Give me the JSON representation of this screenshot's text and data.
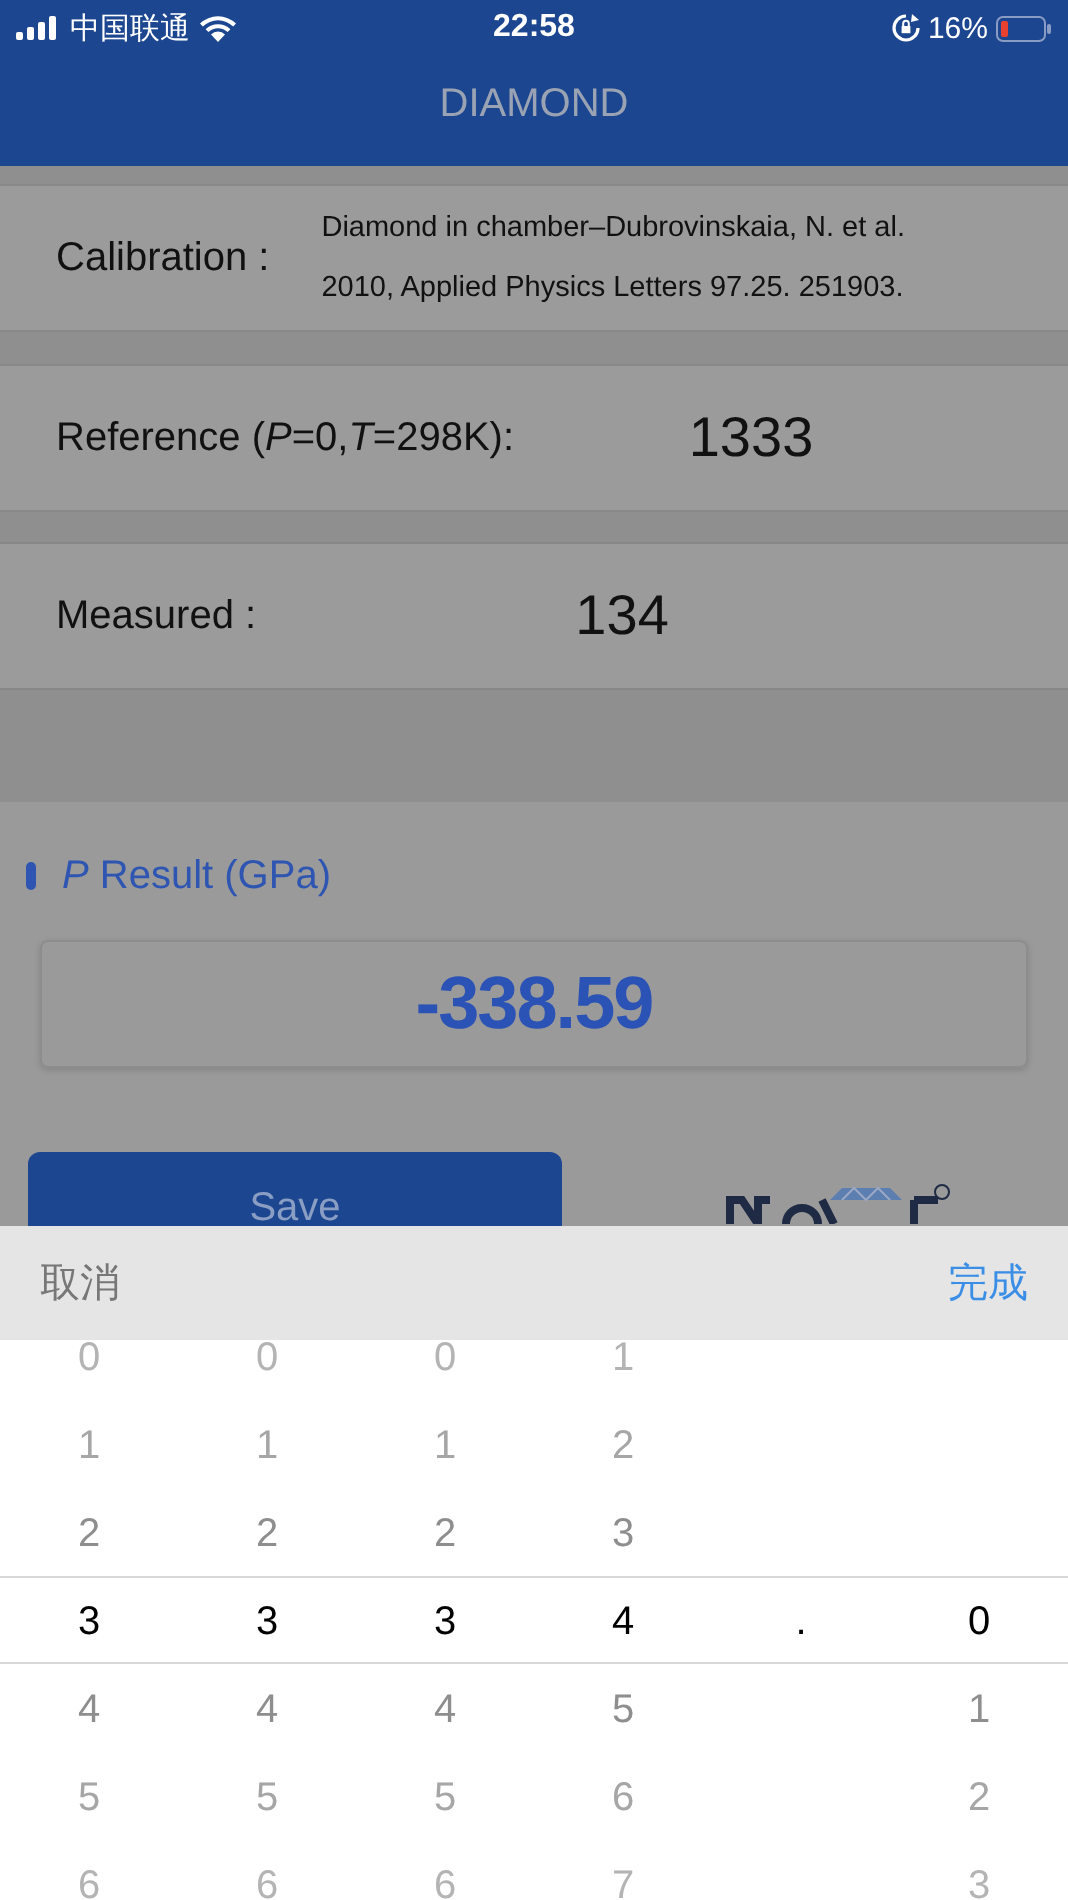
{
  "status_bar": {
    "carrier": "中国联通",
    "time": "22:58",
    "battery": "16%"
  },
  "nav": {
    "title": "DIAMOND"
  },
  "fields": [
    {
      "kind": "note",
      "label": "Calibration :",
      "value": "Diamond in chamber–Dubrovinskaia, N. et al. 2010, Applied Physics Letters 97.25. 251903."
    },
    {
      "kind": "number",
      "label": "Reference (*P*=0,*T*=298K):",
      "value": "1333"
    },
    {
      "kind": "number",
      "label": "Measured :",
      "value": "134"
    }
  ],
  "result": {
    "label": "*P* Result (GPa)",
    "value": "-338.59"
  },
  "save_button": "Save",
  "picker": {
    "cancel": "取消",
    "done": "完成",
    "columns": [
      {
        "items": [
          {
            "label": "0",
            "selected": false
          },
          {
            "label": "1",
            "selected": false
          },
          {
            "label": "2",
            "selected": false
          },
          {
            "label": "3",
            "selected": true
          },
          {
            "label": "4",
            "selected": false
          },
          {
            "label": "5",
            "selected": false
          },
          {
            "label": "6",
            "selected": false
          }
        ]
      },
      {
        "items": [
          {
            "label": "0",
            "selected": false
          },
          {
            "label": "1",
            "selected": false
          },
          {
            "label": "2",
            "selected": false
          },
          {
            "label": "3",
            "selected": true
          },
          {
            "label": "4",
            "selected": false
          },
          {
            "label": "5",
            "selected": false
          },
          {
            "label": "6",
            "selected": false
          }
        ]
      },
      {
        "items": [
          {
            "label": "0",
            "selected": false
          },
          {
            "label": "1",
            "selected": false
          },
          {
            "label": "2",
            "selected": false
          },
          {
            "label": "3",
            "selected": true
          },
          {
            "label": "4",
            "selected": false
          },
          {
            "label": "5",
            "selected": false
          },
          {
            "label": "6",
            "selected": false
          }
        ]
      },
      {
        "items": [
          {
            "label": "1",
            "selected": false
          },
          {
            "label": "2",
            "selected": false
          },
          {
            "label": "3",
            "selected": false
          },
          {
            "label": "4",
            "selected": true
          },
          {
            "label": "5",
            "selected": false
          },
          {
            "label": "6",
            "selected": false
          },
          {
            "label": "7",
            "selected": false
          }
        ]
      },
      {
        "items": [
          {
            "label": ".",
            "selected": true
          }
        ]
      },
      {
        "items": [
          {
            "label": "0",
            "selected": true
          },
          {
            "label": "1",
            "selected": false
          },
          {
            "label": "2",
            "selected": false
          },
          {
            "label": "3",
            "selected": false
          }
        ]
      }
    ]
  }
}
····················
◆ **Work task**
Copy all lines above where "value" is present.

◆ **Exercise result**
      "value": "Diamond in chamber–Dubrovinskaia, N. et al. 2010, Applied Physics Letters 97.25. 251903."
      "value": "1333"
      "value": "134"
    "value": "-338.59"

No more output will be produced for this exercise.